▶ _What you need to do_:
The expected answer is a bare count of the lines in the data below that contain "VoIP".

____

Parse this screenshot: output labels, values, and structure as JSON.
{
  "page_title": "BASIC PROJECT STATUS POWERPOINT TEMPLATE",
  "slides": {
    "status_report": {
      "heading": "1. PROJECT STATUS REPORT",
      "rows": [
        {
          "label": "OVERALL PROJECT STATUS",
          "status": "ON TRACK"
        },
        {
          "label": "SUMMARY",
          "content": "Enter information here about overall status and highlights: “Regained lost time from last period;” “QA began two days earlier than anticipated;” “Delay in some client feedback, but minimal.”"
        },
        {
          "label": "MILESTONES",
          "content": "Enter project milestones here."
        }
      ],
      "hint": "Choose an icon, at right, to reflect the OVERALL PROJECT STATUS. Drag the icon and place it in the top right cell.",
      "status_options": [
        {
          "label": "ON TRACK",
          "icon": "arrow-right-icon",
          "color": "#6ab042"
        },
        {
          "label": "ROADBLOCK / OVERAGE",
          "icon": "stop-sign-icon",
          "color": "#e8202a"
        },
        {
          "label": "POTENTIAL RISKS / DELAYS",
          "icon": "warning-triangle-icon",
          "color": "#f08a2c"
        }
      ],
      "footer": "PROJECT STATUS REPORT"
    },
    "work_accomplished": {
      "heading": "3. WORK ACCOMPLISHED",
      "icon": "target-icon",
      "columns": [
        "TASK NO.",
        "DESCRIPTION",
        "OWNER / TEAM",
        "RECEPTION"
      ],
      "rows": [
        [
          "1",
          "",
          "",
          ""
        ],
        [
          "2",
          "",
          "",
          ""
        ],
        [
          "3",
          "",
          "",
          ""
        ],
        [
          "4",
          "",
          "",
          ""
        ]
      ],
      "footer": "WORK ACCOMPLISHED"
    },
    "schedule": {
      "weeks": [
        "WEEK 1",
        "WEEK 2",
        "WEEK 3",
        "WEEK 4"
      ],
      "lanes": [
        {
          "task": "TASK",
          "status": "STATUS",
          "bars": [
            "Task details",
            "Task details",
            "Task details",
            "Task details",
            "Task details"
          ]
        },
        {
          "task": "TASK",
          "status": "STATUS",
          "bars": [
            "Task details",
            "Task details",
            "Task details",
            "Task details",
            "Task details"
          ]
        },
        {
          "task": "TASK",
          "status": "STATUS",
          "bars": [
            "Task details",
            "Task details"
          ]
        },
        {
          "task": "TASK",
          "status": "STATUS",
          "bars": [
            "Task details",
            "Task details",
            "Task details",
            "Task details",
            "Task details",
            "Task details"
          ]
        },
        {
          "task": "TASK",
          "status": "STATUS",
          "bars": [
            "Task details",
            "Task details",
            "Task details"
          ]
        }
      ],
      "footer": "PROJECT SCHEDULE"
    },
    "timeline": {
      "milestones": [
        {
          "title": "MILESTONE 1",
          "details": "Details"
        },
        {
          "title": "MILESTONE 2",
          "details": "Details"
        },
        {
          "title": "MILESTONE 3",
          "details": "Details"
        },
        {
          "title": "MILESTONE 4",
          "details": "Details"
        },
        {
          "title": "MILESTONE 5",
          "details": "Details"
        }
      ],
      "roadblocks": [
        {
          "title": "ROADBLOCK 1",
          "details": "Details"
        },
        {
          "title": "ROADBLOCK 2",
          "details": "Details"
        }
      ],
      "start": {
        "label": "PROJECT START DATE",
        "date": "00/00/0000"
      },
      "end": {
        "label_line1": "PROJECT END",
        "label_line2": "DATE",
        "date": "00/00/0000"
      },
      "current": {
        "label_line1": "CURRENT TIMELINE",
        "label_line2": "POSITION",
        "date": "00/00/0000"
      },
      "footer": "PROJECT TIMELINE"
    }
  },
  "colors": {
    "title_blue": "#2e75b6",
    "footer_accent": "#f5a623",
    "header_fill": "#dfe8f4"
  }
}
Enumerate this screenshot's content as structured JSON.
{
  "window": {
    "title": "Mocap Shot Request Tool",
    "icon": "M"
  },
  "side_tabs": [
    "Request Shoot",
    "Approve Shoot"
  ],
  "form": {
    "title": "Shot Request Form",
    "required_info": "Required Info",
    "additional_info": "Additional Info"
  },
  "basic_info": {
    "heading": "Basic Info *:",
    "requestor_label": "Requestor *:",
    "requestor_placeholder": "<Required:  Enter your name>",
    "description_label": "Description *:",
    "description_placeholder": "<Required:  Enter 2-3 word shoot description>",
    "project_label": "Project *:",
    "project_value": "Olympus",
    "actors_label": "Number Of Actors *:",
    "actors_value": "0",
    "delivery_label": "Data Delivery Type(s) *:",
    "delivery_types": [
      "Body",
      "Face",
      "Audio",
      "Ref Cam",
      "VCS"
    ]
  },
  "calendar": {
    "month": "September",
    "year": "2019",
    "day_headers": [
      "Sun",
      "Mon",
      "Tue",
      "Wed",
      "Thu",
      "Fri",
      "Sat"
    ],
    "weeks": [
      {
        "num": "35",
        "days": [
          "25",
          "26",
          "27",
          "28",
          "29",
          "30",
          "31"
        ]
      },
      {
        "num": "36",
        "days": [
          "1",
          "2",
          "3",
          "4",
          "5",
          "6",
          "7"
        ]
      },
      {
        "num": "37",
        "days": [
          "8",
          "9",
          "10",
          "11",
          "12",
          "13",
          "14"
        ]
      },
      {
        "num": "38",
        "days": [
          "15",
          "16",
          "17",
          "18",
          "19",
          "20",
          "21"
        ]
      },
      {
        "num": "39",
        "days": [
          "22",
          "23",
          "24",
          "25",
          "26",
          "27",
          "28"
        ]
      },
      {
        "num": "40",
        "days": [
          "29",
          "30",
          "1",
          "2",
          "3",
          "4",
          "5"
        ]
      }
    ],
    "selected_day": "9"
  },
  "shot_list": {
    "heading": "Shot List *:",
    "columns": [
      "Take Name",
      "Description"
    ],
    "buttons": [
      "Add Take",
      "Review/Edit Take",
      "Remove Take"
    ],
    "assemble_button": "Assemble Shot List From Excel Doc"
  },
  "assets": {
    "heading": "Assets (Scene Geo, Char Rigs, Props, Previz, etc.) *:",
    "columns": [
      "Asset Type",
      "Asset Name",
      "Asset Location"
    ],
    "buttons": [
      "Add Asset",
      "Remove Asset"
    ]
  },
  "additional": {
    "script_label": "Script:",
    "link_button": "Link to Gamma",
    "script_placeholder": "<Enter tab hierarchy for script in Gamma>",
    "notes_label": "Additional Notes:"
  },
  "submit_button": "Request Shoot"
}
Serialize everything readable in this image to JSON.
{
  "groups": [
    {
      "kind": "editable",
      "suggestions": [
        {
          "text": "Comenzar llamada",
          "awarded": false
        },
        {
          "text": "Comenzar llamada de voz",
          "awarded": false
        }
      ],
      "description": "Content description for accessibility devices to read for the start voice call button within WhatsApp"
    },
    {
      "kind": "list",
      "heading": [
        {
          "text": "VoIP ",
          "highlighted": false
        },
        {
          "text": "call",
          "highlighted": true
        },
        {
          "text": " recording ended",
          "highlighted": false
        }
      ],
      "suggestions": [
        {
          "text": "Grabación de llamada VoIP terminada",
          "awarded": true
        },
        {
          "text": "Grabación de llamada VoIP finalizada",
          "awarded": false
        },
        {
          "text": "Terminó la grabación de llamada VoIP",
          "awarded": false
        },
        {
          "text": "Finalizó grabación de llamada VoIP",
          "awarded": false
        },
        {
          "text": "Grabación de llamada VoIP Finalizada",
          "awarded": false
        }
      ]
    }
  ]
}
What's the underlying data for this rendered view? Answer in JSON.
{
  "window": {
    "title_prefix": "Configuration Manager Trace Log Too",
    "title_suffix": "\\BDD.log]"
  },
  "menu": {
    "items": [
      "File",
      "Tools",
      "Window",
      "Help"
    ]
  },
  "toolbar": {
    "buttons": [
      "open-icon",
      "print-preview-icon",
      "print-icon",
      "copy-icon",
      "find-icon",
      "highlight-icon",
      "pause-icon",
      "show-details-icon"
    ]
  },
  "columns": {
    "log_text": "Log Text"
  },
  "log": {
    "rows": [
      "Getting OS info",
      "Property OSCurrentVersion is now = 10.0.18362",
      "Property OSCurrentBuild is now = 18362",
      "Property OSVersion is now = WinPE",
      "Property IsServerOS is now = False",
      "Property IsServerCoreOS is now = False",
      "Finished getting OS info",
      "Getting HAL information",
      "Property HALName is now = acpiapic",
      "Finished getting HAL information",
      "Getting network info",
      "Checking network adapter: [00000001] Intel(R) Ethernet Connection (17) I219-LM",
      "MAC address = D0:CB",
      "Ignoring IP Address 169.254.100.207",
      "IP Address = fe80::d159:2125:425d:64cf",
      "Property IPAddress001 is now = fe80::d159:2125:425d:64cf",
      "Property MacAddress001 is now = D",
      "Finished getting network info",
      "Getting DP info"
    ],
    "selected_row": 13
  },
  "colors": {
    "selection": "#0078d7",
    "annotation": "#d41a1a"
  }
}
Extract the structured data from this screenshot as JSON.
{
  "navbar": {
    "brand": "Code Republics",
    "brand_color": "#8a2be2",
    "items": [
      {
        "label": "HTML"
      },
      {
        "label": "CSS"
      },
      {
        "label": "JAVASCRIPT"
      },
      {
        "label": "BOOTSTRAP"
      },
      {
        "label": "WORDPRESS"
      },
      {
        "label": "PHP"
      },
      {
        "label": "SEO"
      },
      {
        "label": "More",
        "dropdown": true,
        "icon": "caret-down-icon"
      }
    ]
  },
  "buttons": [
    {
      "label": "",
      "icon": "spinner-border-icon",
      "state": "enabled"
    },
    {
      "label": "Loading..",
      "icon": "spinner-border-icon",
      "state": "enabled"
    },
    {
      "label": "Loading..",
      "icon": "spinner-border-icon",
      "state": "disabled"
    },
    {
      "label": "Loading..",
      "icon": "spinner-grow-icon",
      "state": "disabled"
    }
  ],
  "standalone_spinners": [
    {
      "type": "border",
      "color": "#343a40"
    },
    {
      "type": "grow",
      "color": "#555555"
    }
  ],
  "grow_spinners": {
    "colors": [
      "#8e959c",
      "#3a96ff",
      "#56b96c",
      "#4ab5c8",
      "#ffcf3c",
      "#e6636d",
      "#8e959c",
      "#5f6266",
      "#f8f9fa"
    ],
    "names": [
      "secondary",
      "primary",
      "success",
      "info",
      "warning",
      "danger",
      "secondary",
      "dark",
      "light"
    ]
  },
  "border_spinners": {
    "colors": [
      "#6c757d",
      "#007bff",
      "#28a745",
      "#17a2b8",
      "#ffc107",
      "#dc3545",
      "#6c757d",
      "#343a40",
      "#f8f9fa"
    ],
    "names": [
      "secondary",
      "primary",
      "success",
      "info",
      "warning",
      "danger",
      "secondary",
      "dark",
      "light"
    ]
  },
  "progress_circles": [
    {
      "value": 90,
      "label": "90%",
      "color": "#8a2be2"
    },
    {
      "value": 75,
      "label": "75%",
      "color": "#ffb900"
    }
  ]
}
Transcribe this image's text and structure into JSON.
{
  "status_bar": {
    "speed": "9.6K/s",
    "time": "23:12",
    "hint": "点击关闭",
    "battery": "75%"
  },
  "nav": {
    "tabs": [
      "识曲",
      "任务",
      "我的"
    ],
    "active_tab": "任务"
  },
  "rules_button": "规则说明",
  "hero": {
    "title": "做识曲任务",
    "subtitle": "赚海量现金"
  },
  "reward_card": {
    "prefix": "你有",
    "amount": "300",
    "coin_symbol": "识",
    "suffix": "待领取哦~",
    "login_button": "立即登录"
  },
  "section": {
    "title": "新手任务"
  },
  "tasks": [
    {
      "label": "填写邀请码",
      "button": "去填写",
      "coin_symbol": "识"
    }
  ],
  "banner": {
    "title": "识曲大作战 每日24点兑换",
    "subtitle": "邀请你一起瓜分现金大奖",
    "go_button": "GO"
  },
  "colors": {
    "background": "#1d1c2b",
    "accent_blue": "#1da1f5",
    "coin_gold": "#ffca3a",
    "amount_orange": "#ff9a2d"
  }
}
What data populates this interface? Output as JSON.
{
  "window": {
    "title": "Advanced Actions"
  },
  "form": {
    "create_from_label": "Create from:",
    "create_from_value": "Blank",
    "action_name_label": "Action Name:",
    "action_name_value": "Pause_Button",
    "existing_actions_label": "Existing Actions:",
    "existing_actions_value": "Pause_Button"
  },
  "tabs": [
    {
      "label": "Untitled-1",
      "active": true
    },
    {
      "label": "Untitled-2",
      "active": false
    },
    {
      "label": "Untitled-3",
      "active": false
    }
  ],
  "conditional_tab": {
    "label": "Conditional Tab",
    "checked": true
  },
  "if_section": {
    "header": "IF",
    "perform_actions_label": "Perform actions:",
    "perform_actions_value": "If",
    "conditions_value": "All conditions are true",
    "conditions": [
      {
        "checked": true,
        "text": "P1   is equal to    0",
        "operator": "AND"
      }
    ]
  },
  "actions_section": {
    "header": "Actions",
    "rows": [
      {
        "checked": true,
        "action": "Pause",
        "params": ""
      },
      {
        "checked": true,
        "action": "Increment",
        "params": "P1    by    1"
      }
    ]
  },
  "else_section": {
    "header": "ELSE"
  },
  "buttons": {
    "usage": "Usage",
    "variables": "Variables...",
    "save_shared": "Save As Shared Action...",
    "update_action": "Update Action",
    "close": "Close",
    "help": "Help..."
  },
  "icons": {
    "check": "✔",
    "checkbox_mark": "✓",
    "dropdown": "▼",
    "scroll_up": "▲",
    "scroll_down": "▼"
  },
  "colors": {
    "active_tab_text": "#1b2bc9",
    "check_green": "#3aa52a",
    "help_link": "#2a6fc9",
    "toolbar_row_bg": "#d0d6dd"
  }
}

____

▶ _Exercise result_:
6